A new Gonski-style funding model for universities will not improve higher education outcomes, but will prove the federal government has not learned the lessons from the tried and failed approaches of the past.
Education Minister Jason Clare has stressed a key objective of the Universities Accord will be re-tilting admissions and funding policies in favour of disadvantaged students. This includes a possible Gonski-style ‘needs-based’ university funding approach and guaranteed admissions for Indigenous and rural students. Even means-testing of tuition subsidies (in effect, a penalty on better-off students) hasn’t been ruled out.
While there are many sensible reform options proposed by the Accord’s reviewers, Clare’s apparent emphasis on increasing and redistributing inputs as the system’s silver bullet is a clear echo of Gillard-era education reform.
Gillard introduced the so-called ‘demand-driven system’ principally intended to increase university participation from disadvantaged students and to uncap funding of subsidised places. But the Productivity Commission’s review of the policy graded it a “mixed report card”. Namely, while it did dramatically increase enrolments and funding overall, it also made little dent on equity grounds. In effect, the policy mostly improved university access for middle-class, and middle- and low-ability students, rather than the most disadvantaged.

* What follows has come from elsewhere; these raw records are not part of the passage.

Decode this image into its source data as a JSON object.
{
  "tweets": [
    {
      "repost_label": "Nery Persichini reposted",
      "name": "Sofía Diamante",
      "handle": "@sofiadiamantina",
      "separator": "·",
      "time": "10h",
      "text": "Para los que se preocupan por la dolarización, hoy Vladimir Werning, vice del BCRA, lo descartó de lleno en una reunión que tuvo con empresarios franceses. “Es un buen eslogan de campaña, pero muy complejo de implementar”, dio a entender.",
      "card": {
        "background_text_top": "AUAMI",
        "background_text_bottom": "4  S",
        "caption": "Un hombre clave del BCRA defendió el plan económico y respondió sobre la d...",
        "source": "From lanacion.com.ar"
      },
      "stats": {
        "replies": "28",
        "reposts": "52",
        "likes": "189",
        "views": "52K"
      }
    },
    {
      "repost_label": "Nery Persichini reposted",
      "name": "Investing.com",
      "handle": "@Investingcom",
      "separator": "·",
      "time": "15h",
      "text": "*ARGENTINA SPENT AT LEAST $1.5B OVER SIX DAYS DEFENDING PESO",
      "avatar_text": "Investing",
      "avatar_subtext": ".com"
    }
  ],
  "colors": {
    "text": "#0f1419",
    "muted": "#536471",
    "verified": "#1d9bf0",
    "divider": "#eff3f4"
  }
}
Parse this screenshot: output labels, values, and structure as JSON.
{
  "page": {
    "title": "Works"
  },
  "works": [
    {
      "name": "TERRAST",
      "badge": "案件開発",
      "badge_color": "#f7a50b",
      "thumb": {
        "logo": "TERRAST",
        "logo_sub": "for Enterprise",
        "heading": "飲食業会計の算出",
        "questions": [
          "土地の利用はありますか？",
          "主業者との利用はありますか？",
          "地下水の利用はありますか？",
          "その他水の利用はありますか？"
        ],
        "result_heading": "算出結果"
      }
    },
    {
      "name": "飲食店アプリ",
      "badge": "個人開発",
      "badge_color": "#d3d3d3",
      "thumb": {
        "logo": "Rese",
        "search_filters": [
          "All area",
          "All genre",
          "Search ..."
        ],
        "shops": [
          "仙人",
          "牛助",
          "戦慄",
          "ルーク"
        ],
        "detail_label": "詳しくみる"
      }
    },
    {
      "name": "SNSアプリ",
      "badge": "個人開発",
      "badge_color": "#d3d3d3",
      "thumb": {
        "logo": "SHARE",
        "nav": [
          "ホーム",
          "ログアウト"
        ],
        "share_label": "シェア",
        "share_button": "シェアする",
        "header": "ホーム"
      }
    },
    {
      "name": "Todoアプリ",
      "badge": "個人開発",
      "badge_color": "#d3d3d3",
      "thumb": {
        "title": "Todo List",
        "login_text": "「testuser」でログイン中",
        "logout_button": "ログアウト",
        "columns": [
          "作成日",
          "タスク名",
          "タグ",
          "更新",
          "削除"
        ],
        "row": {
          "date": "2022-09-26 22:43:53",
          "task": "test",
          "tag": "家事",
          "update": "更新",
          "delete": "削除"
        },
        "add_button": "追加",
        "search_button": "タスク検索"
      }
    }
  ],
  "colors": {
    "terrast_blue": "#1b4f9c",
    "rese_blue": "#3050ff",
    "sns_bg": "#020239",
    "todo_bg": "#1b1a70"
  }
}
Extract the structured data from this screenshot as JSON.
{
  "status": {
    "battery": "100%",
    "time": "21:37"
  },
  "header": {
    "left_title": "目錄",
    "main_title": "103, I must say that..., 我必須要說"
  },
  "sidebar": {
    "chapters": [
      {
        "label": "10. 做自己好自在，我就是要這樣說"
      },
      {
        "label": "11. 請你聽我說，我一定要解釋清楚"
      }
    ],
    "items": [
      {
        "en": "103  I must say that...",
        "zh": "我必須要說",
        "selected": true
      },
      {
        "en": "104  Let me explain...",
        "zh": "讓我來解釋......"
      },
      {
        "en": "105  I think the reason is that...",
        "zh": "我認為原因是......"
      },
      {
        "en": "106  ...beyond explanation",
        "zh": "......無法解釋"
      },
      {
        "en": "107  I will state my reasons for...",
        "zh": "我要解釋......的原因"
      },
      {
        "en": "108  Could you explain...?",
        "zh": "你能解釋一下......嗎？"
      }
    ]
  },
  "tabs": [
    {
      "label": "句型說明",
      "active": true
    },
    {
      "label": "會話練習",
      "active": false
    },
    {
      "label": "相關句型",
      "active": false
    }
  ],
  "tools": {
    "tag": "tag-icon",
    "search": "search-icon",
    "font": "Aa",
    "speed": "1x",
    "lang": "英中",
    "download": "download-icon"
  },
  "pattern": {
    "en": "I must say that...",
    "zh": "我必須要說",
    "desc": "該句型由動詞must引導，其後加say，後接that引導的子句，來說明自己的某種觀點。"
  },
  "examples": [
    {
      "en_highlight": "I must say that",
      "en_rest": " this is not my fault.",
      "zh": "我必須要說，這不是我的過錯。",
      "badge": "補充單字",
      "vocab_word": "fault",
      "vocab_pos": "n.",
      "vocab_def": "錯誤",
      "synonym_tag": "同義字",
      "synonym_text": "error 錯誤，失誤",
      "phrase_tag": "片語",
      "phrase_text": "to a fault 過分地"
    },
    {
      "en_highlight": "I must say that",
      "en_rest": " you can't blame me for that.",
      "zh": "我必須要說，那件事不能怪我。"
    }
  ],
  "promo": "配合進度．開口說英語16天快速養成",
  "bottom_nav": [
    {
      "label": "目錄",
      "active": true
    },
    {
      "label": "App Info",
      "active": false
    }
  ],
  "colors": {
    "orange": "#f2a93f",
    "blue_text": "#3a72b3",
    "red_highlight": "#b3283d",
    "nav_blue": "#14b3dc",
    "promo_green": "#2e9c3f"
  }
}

An even more illustrative case was Gonski school funding reforms, also spearheaded by Gillard. As is now clear, this funding splurge has not substantially reduced funding inequities, raised student achievement or reduced achievement gaps. On all counts, progress has gone backwards, despite an additional $20 billion in annual spending, and around 20 per cent more per student in real terms.
The cautionary tale from these expensive and ineffective policy experiments is that simply increasing and redistributing inputs is no way to improve an education system. That lesson must be learned if we’re to avert billions of additional spending going to waste.
Of course, the government is right — as was Gillard’s at the time — to highlight the persistent problems of educational inequality. But it’s wrong in its proposed solutions. Rather than fixating on inputs, funding reform must be focussed on lifting outcomes and improving incentives.
The Gonski fallacy that a lack of inputs was the source of educational underperformance should not be repeated. Just as Australian school funding is around 18 per cent higher per student than the OECD average, university funding (while admittedly a fickler international comparison) is around 22 per cent higher per student.
Despite this, university students’ reporting of teaching quality and experience have long been disappointing (and certainly predate Covid-19 era online learning).
More could be done to make university resourcing more impactful. Some funding could be quarantined for teaching and universities could better value the work of teaching-based academics.
A healthier dose of competition between universities could better stimulate innovation in students’ course offerings. A better sharing of financial risk between the taxpayer, university, and students could create a more sustainable compact for consumer protection.
And the performance-based funding arrangements — that have only cautiously been implemented to date — could be a vehicle for driving greater efficiency.
The government may also need to moderate its ambitions for expanded university enrolments. Australians already spend more of their life in formal education than any other OECD country. But the salary premium — increased earnings of university degree-holders compared to school-leavers — is lower than in most countries.
As the Productivity Commission has shown, the market is not valuing university degrees as much as it has in the past, due to a glut of qualifications in some fields. This ‘degree inflation’ hits disadvantaged students the most, as was outlined in Prof Stephen Schwartz’s CIS paper.
The government may need greater patience in addressing university access gaps to ensure that reducing inequality doesn’t come at the expense of the sector’s quality.
Unfortunately, the primary reason of underrepresentation of disadvantaged cohorts at university requires a long-term correction of school underachievement, rather than a university funding and admissions fix.
As the watering down of admissions policies over recent decades shows, it’s easier to increase the number of enrolments than it is to increase graduations.
Dismal and worsening completion rates — particularly of lower-ability and (the disproportionately disadvantaged) students who balance work and study — reflect issues with onboarding and remediation of students who could use more support.
The government could embark on meaningful university reform through this Accord, but for it to achieve its lofty ambitions, it must avoid another reheat of failed inputs-based approaches on education reform.
Glenn Fahey is program director in education policy at the Centre for Independent Studies.
Photo by Emily Ranquist.